# WORK INSTRUCTIONS
Retype all data exactly as given. Pictures should not be retyped.

# GIVEN ENTRIES
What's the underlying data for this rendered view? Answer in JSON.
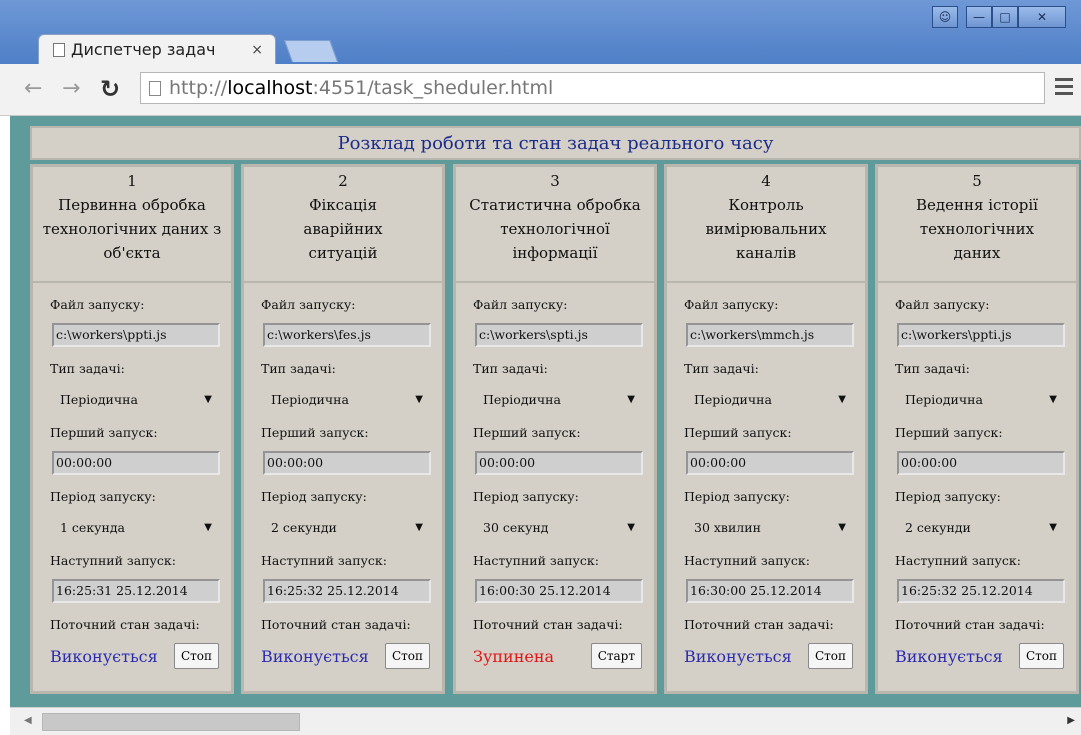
{
  "browser": {
    "tab_title": "Диспетчер задач",
    "tab_close": "×",
    "url_prefix": "http://",
    "url_host": "localhost",
    "url_rest": ":4551/task_sheduler.html"
  },
  "page": {
    "title": "Розклад роботи та стан задач реального часу",
    "labels": {
      "file": "Файл запуску:",
      "type": "Тип задачі:",
      "first": "Перший запуск:",
      "period": "Період запуску:",
      "next": "Наступний запуск:",
      "state": "Поточний стан задачі:"
    },
    "tasks": [
      {
        "num": "1",
        "name_lines": [
          "Первинна обробка",
          "технологічних даних з",
          "об'єкта"
        ],
        "file": "c:\\workers\\ppti.js",
        "type": "Періодична",
        "first": "00:00:00",
        "period": "1 секунда",
        "next": "16:25:31 25.12.2014",
        "status": "Виконується",
        "button": "Стоп",
        "running": true
      },
      {
        "num": "2",
        "name_lines": [
          "Фіксація",
          "аварійних",
          "ситуацій"
        ],
        "file": "c:\\workers\\fes.js",
        "type": "Періодична",
        "first": "00:00:00",
        "period": "2 секунди",
        "next": "16:25:32 25.12.2014",
        "status": "Виконується",
        "button": "Стоп",
        "running": true
      },
      {
        "num": "3",
        "name_lines": [
          "Статистична обробка",
          "технологічної",
          "інформації"
        ],
        "file": "c:\\workers\\spti.js",
        "type": "Періодична",
        "first": "00:00:00",
        "period": "30 секунд",
        "next": "16:00:30 25.12.2014",
        "status": "Зупинена",
        "button": "Старт",
        "running": false
      },
      {
        "num": "4",
        "name_lines": [
          "Контроль",
          "вимірювальних",
          "каналів"
        ],
        "file": "c:\\workers\\mmch.js",
        "type": "Періодична",
        "first": "00:00:00",
        "period": "30 хвилин",
        "next": "16:30:00 25.12.2014",
        "status": "Виконується",
        "button": "Стоп",
        "running": true
      },
      {
        "num": "5",
        "name_lines": [
          "Ведення історії",
          "технологічних",
          "даних"
        ],
        "file": "c:\\workers\\ppti.js",
        "type": "Періодична",
        "first": "00:00:00",
        "period": "2 секунди",
        "next": "16:25:32 25.12.2014",
        "status": "Виконується",
        "button": "Стоп",
        "running": true
      }
    ]
  },
  "colors": {
    "running": "#2b2bb0",
    "stopped": "#e01515",
    "background": "#5f9b9b"
  }
}
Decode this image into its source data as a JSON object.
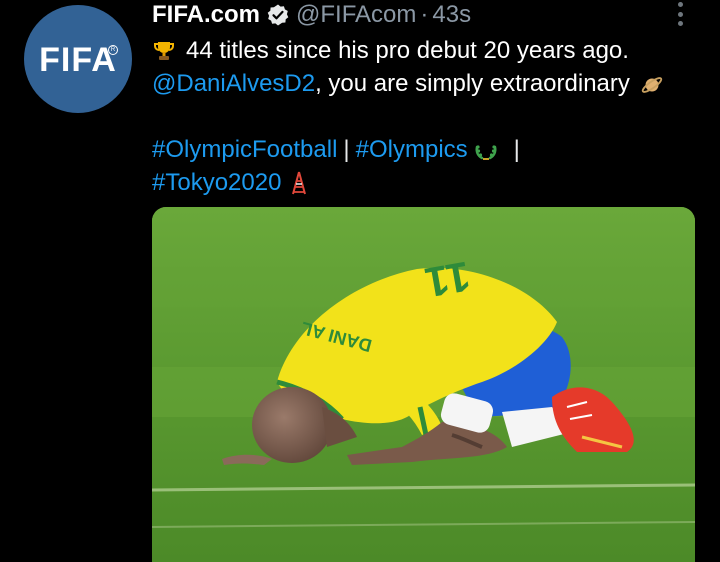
{
  "tweet": {
    "avatar_text": "FIFA",
    "display_name": "FIFA.com",
    "handle": "@FIFAcom",
    "separator": "·",
    "time": "43s",
    "line1_text": "44 titles since his pro debut 20 years ago.",
    "line2_mention": "@DaniAlvesD2",
    "line2_text": ", you are simply extraordinary",
    "hashtag1": "#OlympicFootball",
    "pipe": "|",
    "hashtag2": "#Olympics",
    "hashtag3": "#Tokyo2020",
    "jersey_name": "DANI AL"
  },
  "icons": {
    "verified": "verified-badge-icon",
    "more": "more-options-icon",
    "trophy": "trophy-emoji",
    "planet": "ringed-planet-emoji",
    "laurel": "laurel-wreath-emoji",
    "tower": "tokyo-tower-emoji"
  },
  "colors": {
    "background": "#000000",
    "link": "#1d9bf0",
    "secondary_text": "#8b98a5",
    "avatar_bg": "#326295",
    "pitch_green": "#5e9a2e",
    "jersey_yellow": "#f2e21a",
    "shorts_blue": "#1f5fd6"
  }
}
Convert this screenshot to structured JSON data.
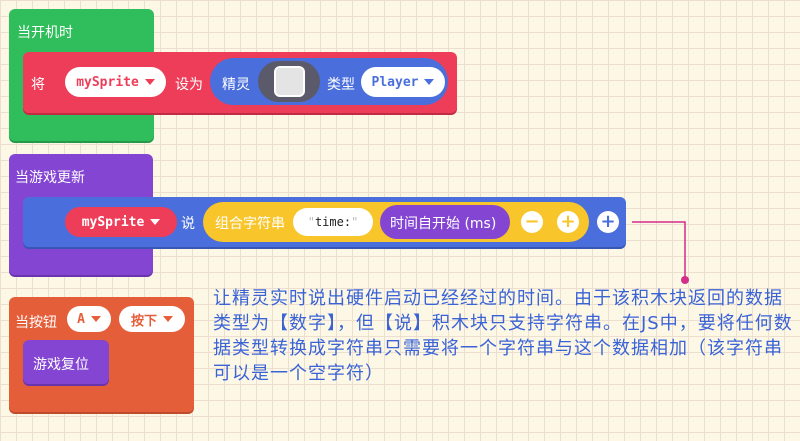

# WRITTEN ANSWER
What's the underlying data for this rendered view? Answer in JSON.
{
  "browser": {
    "tab_title": "Диспетчер задач",
    "tab_close": "×",
    "url_prefix": "http://",
    "url_host": "localhost",
    "url_rest": ":4551/task_sheduler.html"
  },
  "page": {
    "title": "Розклад роботи та стан задач реального часу",
    "labels": {
      "file": "Файл запуску:",
      "type": "Тип задачі:",
      "first": "Перший запуск:",
      "period": "Період запуску:",
      "next": "Наступний запуск:",
      "state": "Поточний стан задачі:"
    },
    "tasks": [
      {
        "num": "1",
        "name_lines": [
          "Первинна обробка",
          "технологічних даних з",
          "об'єкта"
        ],
        "file": "c:\\workers\\ppti.js",
        "type": "Періодична",
        "first": "00:00:00",
        "period": "1 секунда",
        "next": "16:25:31 25.12.2014",
        "status": "Виконується",
        "button": "Стоп",
        "running": true
      },
      {
        "num": "2",
        "name_lines": [
          "Фіксація",
          "аварійних",
          "ситуацій"
        ],
        "file": "c:\\workers\\fes.js",
        "type": "Періодична",
        "first": "00:00:00",
        "period": "2 секунди",
        "next": "16:25:32 25.12.2014",
        "status": "Виконується",
        "button": "Стоп",
        "running": true
      },
      {
        "num": "3",
        "name_lines": [
          "Статистична обробка",
          "технологічної",
          "інформації"
        ],
        "file": "c:\\workers\\spti.js",
        "type": "Періодична",
        "first": "00:00:00",
        "period": "30 секунд",
        "next": "16:00:30 25.12.2014",
        "status": "Зупинена",
        "button": "Старт",
        "running": false
      },
      {
        "num": "4",
        "name_lines": [
          "Контроль",
          "вимірювальних",
          "каналів"
        ],
        "file": "c:\\workers\\mmch.js",
        "type": "Періодична",
        "first": "00:00:00",
        "period": "30 хвилин",
        "next": "16:30:00 25.12.2014",
        "status": "Виконується",
        "button": "Стоп",
        "running": true
      },
      {
        "num": "5",
        "name_lines": [
          "Ведення історії",
          "технологічних",
          "даних"
        ],
        "file": "c:\\workers\\ppti.js",
        "type": "Періодична",
        "first": "00:00:00",
        "period": "2 секунди",
        "next": "16:25:32 25.12.2014",
        "status": "Виконується",
        "button": "Стоп",
        "running": true
      }
    ]
  },
  "colors": {
    "running": "#2b2bb0",
    "stopped": "#e01515",
    "background": "#5f9b9b"
  }
}
Decode this image into its source data as a JSON object.
{
  "tweet": {
    "avatar_text": "FIFA",
    "display_name": "FIFA.com",
    "handle": "@FIFAcom",
    "separator": "·",
    "time": "43s",
    "line1_text": "44 titles since his pro debut 20 years ago.",
    "line2_mention": "@DaniAlvesD2",
    "line2_text": ", you are simply extraordinary",
    "hashtag1": "#OlympicFootball",
    "pipe": "|",
    "hashtag2": "#Olympics",
    "hashtag3": "#Tokyo2020",
    "jersey_name": "DANI AL"
  },
  "icons": {
    "verified": "verified-badge-icon",
    "more": "more-options-icon",
    "trophy": "trophy-emoji",
    "planet": "ringed-planet-emoji",
    "laurel": "laurel-wreath-emoji",
    "tower": "tokyo-tower-emoji"
  },
  "colors": {
    "background": "#000000",
    "link": "#1d9bf0",
    "secondary_text": "#8b98a5",
    "avatar_bg": "#326295",
    "pitch_green": "#5e9a2e",
    "jersey_yellow": "#f2e21a",
    "shorts_blue": "#1f5fd6"
  }
}
Convert this screenshot to structured JSON data.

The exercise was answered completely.